_Web page and app entries_
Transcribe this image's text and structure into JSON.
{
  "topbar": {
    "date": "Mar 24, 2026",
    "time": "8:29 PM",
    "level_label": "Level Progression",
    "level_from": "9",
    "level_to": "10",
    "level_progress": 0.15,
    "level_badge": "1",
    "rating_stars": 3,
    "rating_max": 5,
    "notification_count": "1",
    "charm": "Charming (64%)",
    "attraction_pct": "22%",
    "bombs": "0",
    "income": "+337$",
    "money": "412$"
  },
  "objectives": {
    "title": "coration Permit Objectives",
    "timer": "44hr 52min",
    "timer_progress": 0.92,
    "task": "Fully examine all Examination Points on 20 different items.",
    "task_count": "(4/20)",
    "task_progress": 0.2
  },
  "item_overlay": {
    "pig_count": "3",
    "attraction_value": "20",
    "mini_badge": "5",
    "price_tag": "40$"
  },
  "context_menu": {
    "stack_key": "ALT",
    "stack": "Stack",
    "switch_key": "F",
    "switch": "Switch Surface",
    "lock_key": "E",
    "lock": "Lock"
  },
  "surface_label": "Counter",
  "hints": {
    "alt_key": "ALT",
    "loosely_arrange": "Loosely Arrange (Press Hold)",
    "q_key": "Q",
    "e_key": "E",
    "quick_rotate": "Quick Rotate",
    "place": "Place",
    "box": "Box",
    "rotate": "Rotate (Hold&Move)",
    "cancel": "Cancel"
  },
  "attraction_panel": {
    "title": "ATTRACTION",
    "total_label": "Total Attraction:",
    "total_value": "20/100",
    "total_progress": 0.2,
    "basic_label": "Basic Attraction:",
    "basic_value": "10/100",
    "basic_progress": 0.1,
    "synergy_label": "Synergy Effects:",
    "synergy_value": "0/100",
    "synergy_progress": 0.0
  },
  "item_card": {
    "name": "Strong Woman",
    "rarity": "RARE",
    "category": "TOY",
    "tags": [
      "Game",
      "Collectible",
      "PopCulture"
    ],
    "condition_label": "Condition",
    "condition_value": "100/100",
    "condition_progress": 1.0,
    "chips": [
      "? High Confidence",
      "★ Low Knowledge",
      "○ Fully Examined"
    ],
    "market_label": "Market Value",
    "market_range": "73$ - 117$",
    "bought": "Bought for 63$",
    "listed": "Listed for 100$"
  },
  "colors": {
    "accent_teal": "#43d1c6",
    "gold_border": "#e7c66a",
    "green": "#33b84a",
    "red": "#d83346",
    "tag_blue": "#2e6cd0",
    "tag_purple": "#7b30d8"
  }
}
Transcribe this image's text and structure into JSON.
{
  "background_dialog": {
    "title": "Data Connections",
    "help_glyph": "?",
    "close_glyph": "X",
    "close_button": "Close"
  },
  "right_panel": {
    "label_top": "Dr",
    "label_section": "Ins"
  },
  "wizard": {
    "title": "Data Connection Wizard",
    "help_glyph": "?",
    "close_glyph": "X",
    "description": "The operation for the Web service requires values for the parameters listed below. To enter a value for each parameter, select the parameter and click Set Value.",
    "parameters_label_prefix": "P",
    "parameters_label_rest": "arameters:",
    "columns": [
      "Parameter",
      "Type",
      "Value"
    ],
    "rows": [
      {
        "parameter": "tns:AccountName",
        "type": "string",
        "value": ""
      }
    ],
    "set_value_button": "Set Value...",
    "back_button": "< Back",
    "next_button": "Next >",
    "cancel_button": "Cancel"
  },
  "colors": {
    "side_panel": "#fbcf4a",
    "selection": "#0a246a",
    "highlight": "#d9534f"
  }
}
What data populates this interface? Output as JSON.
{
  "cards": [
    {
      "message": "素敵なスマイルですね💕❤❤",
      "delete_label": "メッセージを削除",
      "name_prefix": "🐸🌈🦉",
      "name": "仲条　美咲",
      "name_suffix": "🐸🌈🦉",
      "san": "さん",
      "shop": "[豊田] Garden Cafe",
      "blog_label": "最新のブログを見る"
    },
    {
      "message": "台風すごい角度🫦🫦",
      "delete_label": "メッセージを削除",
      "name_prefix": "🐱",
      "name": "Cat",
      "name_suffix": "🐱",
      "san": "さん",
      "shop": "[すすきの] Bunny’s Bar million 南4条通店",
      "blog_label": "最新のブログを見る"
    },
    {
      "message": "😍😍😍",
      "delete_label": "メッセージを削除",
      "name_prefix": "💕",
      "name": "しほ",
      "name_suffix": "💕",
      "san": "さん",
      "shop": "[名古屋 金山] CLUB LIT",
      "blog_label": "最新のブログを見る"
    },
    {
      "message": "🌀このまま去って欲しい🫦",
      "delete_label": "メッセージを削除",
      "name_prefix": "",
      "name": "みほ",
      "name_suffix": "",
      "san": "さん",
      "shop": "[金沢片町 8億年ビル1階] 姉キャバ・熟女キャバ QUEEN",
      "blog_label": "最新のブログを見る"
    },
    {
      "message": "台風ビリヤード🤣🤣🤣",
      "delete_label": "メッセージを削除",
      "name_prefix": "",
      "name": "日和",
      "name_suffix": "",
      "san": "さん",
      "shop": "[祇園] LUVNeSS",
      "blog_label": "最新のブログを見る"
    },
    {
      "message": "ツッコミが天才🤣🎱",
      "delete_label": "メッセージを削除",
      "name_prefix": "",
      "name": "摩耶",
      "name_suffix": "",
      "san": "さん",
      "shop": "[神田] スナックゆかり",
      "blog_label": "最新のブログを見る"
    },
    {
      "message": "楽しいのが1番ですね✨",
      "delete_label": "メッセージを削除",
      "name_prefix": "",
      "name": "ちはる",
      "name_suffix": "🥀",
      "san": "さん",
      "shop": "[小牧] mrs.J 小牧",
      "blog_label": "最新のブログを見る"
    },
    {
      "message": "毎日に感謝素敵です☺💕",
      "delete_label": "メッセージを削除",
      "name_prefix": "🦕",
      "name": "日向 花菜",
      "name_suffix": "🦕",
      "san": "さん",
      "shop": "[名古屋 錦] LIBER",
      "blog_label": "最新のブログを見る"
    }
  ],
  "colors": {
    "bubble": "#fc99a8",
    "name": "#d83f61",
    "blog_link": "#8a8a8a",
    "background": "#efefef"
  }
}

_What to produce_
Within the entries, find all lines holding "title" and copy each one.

_Result_
    "title": "coration Permit Objectives",
    "title": "ATTRACTION",
    "title": "Data Connections",
    "title": "Data Connection Wizard",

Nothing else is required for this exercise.